___ Supplied material
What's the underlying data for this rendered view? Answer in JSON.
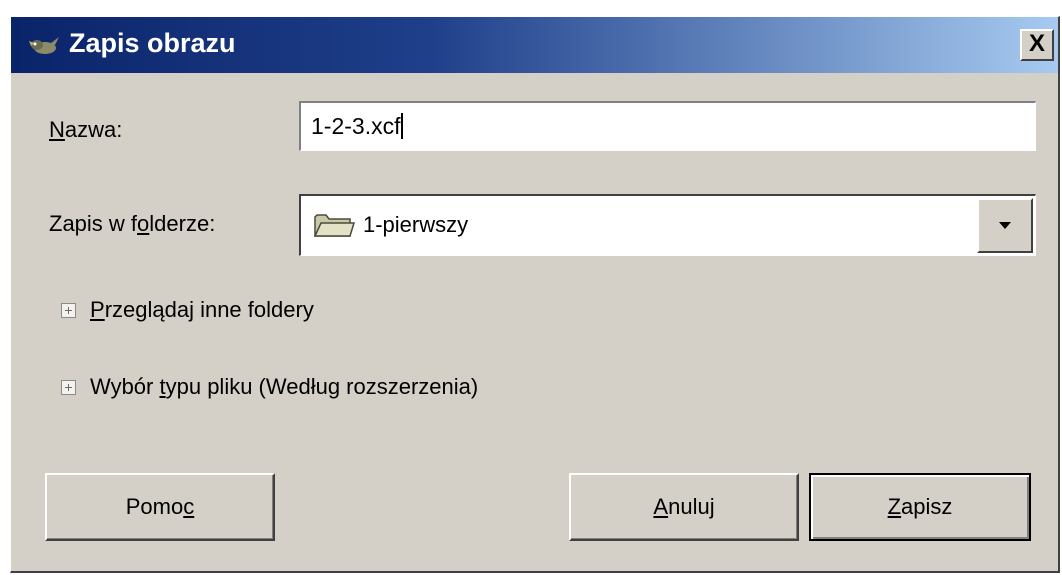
{
  "window": {
    "title": "Zapis obrazu",
    "close_symbol": "X",
    "app_icon": "gimp-wilber-icon"
  },
  "form": {
    "name_label": {
      "mnemonic": "N",
      "rest": "azwa:"
    },
    "name_value": "1-2-3.xcf",
    "folder_label": {
      "before": "Zapis w f",
      "mnemonic": "o",
      "after": "lderze:"
    },
    "folder_value": "1-pierwszy",
    "folder_icon": "folder-icon",
    "dropdown_icon": "chevron-down-icon"
  },
  "expanders": {
    "browse": {
      "mnemonic": "P",
      "rest": "rzeglądaj inne foldery"
    },
    "file_type": {
      "before": "Wybór ",
      "mnemonic": "t",
      "after": "ypu pliku (Według rozszerzenia)"
    }
  },
  "buttons": {
    "help": {
      "before": "Pomo",
      "mnemonic": "c",
      "after": ""
    },
    "cancel": {
      "before": "",
      "mnemonic": "A",
      "after": "nuluj"
    },
    "save": {
      "before": "",
      "mnemonic": "Z",
      "after": "apisz"
    }
  },
  "colors": {
    "title_gradient_start": "#0a246a",
    "title_gradient_end": "#a6caf0",
    "dialog_background": "#d4d0c8"
  }
}
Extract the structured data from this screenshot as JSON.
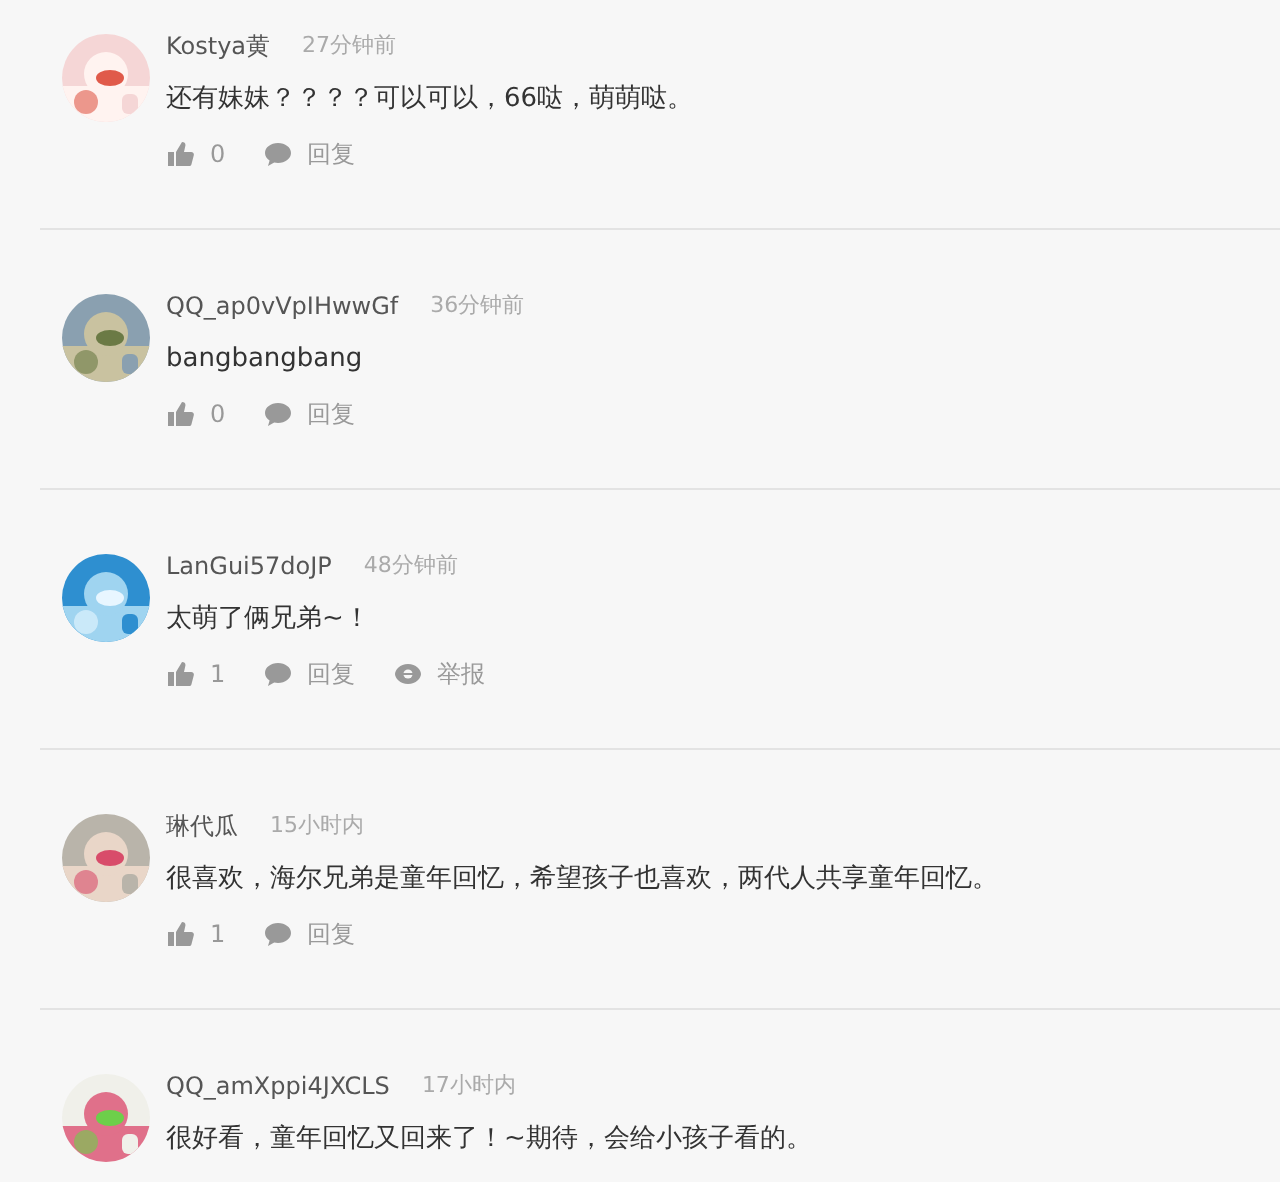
{
  "comments": [
    {
      "avatar": {
        "kind": "picture"
      },
      "username": "Kostya黄",
      "time": "27分钟前",
      "text": "还有妹妹？？？？可以可以，66哒，萌萌哒。",
      "actions": [
        {
          "kind": "like",
          "label": "0"
        },
        {
          "kind": "reply",
          "label": "回复"
        }
      ]
    },
    {
      "avatar": {
        "kind": "picture"
      },
      "username": "QQ_ap0vVpIHwwGf",
      "time": "36分钟前",
      "text": "bangbangbang",
      "actions": [
        {
          "kind": "like",
          "label": "0"
        },
        {
          "kind": "reply",
          "label": "回复"
        }
      ]
    },
    {
      "avatar": {
        "kind": "picture"
      },
      "username": "LanGui57doJP",
      "time": "48分钟前",
      "text": "太萌了俩兄弟~！",
      "actions": [
        {
          "kind": "like",
          "label": "1"
        },
        {
          "kind": "reply",
          "label": "回复"
        },
        {
          "kind": "report",
          "label": "举报"
        }
      ]
    },
    {
      "avatar": {
        "kind": "picture"
      },
      "username": "琳代瓜",
      "time": "15小时内",
      "text": "很喜欢，海尔兄弟是童年回忆，希望孩子也喜欢，两代人共享童年回忆。",
      "actions": [
        {
          "kind": "like",
          "label": "1"
        },
        {
          "kind": "reply",
          "label": "回复"
        }
      ]
    },
    {
      "avatar": {
        "kind": "picture"
      },
      "username": "QQ_amXppi4JXCLS",
      "time": "17小时内",
      "text": "很好看，童年回忆又回来了！~期待，会给小孩子看的。"
    }
  ]
}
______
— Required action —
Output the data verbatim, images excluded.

— Solution —
What's the underlying data for this rendered view? Answer in JSON.
{
  "window": {
    "title": "Zapis obrazu",
    "close_symbol": "X",
    "app_icon": "gimp-wilber-icon"
  },
  "form": {
    "name_label": {
      "mnemonic": "N",
      "rest": "azwa:"
    },
    "name_value": "1-2-3.xcf",
    "folder_label": {
      "before": "Zapis w f",
      "mnemonic": "o",
      "after": "lderze:"
    },
    "folder_value": "1-pierwszy",
    "folder_icon": "folder-icon",
    "dropdown_icon": "chevron-down-icon"
  },
  "expanders": {
    "browse": {
      "mnemonic": "P",
      "rest": "rzeglądaj inne foldery"
    },
    "file_type": {
      "before": "Wybór ",
      "mnemonic": "t",
      "after": "ypu pliku (Według rozszerzenia)"
    }
  },
  "buttons": {
    "help": {
      "before": "Pomo",
      "mnemonic": "c",
      "after": ""
    },
    "cancel": {
      "before": "",
      "mnemonic": "A",
      "after": "nuluj"
    },
    "save": {
      "before": "",
      "mnemonic": "Z",
      "after": "apisz"
    }
  },
  "colors": {
    "title_gradient_start": "#0a246a",
    "title_gradient_end": "#a6caf0",
    "dialog_background": "#d4d0c8"
  }
}
Extract the structured data from this screenshot as JSON.
{
  "comments": [
    {
      "avatar": {
        "kind": "picture"
      },
      "username": "Kostya黄",
      "time": "27分钟前",
      "text": "还有妹妹？？？？可以可以，66哒，萌萌哒。",
      "actions": [
        {
          "kind": "like",
          "label": "0"
        },
        {
          "kind": "reply",
          "label": "回复"
        }
      ]
    },
    {
      "avatar": {
        "kind": "picture"
      },
      "username": "QQ_ap0vVpIHwwGf",
      "time": "36分钟前",
      "text": "bangbangbang",
      "actions": [
        {
          "kind": "like",
          "label": "0"
        },
        {
          "kind": "reply",
          "label": "回复"
        }
      ]
    },
    {
      "avatar": {
        "kind": "picture"
      },
      "username": "LanGui57doJP",
      "time": "48分钟前",
      "text": "太萌了俩兄弟~！",
      "actions": [
        {
          "kind": "like",
          "label": "1"
        },
        {
          "kind": "reply",
          "label": "回复"
        },
        {
          "kind": "report",
          "label": "举报"
        }
      ]
    },
    {
      "avatar": {
        "kind": "picture"
      },
      "username": "琳代瓜",
      "time": "15小时内",
      "text": "很喜欢，海尔兄弟是童年回忆，希望孩子也喜欢，两代人共享童年回忆。",
      "actions": [
        {
          "kind": "like",
          "label": "1"
        },
        {
          "kind": "reply",
          "label": "回复"
        }
      ]
    },
    {
      "avatar": {
        "kind": "picture"
      },
      "username": "QQ_amXppi4JXCLS",
      "time": "17小时内",
      "text": "很好看，童年回忆又回来了！~期待，会给小孩子看的。"
    }
  ]
}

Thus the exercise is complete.